INSTRUCTIONS TO FOLLOW:
Your answer should hold every line of the records below that contains the string "label".

[Dataset rows for apps and sites]
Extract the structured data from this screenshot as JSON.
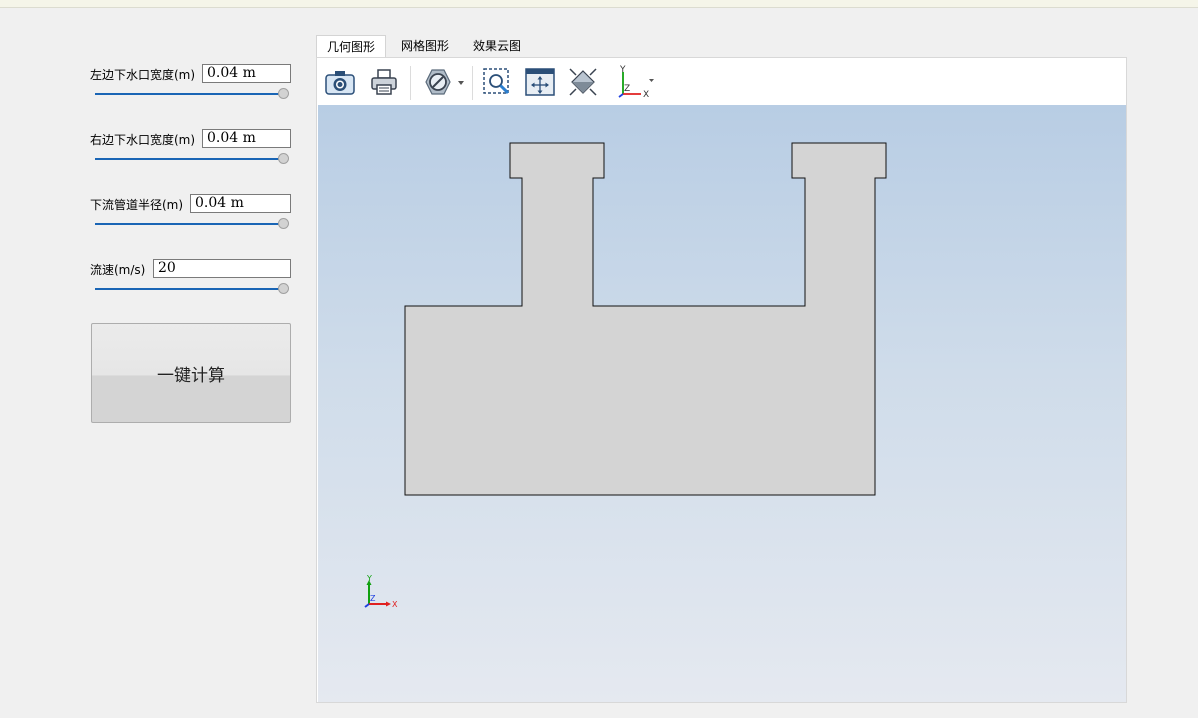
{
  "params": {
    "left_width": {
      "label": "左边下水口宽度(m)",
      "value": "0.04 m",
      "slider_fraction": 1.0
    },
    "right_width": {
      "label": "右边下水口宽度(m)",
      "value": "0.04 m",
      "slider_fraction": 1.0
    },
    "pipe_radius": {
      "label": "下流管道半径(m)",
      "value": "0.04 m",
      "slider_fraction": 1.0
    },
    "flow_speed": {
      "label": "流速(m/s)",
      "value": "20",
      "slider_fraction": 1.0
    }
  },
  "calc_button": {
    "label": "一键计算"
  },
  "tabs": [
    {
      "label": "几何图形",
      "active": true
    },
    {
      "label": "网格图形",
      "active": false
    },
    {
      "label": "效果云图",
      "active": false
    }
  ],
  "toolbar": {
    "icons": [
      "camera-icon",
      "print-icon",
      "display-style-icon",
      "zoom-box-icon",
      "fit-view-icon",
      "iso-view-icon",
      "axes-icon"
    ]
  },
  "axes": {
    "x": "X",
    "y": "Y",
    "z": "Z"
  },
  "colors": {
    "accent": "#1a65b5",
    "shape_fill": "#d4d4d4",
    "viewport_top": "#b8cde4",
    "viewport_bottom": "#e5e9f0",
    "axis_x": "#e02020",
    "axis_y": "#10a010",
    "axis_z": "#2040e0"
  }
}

RESPONSE:
      "label": "左边下水口宽度(m)",
      "label": "右边下水口宽度(m)",
      "label": "下流管道半径(m)",
      "label": "流速(m/s)",
    "label": "一键计算"
      "label": "几何图形",
      "label": "网格图形",
      "label": "效果云图",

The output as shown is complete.